Supply- and Demand-Side Factors in Global Banking
Posted: 1 Jun 2017
Date Written: May 2017
What is the role for supply and demand forces in determining movements in international banking flows? Answering this question is crucial for understanding the international transmission of financial shocks and formulating policy. This paper addresses the question by using the method developed in Amiti and Weinstein (forthcoming) to exactly decompose the growth in international bank credit into common shocks, idiosyncratic supply shocks and idiosyncratic demand shocks for the period 2000-2016. A striking feature of the global banking flows data can be characterized by what we term the “Anna Karenina Principle”: all healthy credit relationships are alike, each unhealthy credit relationship is unhealthy in its own way. During non-crisis years, bank flows are well-explained by a common global factor and a local demand factor. But during times of crisis flows are affected by idiosyncratic supply shocks to a borrower country’s creditor banks. This has important implications for why standard models break down during crises.

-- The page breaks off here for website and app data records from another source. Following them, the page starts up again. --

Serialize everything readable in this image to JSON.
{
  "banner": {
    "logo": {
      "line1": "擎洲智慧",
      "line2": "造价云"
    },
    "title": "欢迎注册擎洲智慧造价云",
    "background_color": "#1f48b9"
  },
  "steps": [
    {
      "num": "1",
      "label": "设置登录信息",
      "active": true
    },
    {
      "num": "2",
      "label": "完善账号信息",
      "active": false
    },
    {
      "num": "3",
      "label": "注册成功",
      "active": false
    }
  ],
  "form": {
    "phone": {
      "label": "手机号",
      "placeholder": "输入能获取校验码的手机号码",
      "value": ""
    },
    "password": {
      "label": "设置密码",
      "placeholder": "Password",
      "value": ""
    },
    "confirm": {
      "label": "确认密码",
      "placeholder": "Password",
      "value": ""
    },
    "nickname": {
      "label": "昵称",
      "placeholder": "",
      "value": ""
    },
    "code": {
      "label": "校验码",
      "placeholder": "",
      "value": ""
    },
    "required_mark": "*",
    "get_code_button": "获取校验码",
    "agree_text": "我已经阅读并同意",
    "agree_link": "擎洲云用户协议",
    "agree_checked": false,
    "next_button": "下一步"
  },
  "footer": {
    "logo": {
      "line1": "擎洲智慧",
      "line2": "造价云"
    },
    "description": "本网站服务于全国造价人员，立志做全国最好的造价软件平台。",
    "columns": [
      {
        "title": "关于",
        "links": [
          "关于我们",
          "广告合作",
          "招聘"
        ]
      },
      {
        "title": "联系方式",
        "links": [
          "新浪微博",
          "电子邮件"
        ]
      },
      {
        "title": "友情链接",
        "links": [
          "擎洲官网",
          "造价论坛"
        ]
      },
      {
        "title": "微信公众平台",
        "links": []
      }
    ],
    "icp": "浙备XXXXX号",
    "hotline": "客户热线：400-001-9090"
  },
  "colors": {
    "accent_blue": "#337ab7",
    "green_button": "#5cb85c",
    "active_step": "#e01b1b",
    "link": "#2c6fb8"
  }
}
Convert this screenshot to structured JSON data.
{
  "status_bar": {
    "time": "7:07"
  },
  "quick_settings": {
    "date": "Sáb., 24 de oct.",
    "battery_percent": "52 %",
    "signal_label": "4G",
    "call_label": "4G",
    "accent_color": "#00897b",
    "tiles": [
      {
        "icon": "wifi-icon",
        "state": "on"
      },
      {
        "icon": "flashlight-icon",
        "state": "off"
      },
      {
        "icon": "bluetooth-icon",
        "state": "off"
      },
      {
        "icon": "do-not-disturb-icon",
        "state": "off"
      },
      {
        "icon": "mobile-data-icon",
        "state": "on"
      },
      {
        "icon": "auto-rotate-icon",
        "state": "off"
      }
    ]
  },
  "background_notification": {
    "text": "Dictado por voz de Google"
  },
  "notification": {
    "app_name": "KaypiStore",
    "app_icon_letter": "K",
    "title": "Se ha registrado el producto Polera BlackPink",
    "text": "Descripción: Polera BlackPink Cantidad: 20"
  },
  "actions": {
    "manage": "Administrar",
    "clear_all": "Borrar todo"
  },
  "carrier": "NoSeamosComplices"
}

Keywords: International Banking, Global Financial Crisis, Supply vs Demand Shocks, BIS Consolidated Banking Statistics
JEL Classification: F34, G01, G21
Suggested Citation: Suggested Citation